If a line in the data holds "Damage", copy that line out in full.
#### GIVEN RECORDS
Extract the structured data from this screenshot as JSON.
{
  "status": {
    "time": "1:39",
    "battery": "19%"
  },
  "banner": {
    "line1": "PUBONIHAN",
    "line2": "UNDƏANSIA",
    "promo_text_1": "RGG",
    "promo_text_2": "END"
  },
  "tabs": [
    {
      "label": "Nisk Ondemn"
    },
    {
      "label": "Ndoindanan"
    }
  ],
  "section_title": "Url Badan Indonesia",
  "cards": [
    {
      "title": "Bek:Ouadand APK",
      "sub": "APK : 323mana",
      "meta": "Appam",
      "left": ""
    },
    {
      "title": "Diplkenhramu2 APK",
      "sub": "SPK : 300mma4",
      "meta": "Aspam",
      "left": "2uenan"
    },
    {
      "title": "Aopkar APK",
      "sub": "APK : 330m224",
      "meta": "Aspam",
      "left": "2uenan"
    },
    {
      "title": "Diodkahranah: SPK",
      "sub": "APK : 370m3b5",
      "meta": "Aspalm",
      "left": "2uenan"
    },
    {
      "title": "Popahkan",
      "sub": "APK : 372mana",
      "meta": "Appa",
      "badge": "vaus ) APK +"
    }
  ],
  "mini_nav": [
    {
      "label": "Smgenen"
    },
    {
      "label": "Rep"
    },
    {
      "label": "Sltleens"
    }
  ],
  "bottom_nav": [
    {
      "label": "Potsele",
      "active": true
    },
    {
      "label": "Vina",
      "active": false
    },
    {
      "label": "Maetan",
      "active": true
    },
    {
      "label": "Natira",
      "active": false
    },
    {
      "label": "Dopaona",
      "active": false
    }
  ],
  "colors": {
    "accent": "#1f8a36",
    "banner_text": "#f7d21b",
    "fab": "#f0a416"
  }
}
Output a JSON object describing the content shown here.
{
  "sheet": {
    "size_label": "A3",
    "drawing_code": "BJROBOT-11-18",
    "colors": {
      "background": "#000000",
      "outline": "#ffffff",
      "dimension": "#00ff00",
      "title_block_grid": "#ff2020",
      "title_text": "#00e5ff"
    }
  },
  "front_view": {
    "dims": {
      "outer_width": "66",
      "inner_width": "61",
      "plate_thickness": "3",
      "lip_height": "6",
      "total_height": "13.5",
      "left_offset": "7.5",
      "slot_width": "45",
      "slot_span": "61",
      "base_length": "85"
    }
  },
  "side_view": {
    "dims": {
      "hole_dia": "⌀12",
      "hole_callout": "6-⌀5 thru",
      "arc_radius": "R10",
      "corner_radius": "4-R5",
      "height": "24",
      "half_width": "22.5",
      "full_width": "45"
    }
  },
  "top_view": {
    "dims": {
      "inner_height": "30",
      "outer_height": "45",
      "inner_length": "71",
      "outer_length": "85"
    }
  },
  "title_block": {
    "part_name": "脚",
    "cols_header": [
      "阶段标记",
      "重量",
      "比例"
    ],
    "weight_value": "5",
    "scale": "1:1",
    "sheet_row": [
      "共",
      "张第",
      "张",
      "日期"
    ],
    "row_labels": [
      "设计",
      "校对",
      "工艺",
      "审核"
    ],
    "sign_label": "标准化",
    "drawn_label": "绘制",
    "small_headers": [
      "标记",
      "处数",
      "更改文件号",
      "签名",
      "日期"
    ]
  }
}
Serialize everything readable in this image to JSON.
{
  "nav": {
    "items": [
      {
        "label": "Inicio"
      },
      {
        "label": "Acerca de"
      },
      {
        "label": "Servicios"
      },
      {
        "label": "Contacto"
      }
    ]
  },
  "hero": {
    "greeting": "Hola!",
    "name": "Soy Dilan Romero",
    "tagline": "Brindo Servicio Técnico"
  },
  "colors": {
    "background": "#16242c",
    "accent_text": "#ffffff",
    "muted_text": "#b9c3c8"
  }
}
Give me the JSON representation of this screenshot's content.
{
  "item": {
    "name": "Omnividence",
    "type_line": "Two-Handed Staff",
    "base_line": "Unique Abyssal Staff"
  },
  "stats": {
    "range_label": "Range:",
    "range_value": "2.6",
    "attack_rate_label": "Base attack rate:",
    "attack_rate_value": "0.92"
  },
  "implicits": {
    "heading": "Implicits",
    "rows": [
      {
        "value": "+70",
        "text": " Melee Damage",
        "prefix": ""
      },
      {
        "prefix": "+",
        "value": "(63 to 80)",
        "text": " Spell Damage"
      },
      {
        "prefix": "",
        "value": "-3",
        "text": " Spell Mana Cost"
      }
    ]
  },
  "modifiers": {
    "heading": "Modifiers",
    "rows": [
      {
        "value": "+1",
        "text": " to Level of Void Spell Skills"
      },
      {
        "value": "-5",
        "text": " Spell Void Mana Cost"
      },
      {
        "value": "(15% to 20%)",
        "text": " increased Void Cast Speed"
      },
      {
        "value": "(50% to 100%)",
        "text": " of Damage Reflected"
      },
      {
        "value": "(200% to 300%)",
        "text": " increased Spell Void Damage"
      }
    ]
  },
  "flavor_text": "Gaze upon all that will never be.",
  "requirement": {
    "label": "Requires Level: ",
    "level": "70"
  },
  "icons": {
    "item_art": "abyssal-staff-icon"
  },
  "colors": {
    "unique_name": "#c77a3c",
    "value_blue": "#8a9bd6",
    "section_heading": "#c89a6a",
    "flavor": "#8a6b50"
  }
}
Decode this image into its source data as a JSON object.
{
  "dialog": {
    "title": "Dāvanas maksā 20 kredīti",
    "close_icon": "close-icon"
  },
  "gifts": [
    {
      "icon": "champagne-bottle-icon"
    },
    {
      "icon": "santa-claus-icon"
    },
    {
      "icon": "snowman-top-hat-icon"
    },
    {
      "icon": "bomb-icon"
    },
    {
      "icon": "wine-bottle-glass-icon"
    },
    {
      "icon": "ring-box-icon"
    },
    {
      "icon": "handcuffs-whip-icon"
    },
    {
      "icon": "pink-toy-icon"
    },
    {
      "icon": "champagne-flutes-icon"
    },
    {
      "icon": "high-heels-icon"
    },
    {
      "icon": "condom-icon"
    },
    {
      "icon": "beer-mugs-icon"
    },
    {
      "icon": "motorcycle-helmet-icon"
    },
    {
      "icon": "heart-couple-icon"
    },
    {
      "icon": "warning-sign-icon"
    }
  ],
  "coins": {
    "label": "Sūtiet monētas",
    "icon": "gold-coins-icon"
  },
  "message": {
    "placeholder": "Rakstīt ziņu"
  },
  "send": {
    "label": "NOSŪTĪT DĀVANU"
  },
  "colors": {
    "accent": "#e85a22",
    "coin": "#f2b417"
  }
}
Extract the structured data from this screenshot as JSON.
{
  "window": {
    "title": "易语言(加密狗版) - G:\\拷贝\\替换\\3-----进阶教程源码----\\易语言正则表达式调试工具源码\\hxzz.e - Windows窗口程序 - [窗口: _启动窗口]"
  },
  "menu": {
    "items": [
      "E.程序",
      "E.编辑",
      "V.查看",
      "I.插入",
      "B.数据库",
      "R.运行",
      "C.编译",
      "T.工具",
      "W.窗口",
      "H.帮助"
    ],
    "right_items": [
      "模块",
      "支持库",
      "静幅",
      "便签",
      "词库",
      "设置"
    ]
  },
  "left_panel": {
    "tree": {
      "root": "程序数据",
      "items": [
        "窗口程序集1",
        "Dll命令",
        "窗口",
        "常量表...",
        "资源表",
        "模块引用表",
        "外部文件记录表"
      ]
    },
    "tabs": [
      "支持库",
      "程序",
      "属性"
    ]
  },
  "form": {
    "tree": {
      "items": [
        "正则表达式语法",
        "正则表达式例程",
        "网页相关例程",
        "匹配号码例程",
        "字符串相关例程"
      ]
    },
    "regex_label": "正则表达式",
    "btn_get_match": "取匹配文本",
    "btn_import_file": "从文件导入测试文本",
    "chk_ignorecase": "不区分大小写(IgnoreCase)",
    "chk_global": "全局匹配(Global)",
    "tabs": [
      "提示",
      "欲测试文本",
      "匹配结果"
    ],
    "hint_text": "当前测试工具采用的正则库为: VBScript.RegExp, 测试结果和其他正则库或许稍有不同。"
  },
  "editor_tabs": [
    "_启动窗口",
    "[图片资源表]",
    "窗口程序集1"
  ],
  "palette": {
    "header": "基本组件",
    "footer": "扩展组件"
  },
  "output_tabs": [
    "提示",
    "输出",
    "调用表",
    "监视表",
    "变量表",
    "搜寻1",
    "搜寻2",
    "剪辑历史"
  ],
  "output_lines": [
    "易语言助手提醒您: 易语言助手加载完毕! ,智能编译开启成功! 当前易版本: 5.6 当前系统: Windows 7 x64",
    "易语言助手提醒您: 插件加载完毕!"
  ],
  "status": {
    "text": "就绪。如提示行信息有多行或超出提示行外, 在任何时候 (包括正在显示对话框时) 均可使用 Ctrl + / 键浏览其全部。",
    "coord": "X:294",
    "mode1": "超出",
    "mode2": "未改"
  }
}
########
WRITTEN ANSWER:
        "text": " Melee Damage",
        "text": " Spell Damage"
        "text": " of Damage Reflected"
        "text": " increased Spell Void Damage"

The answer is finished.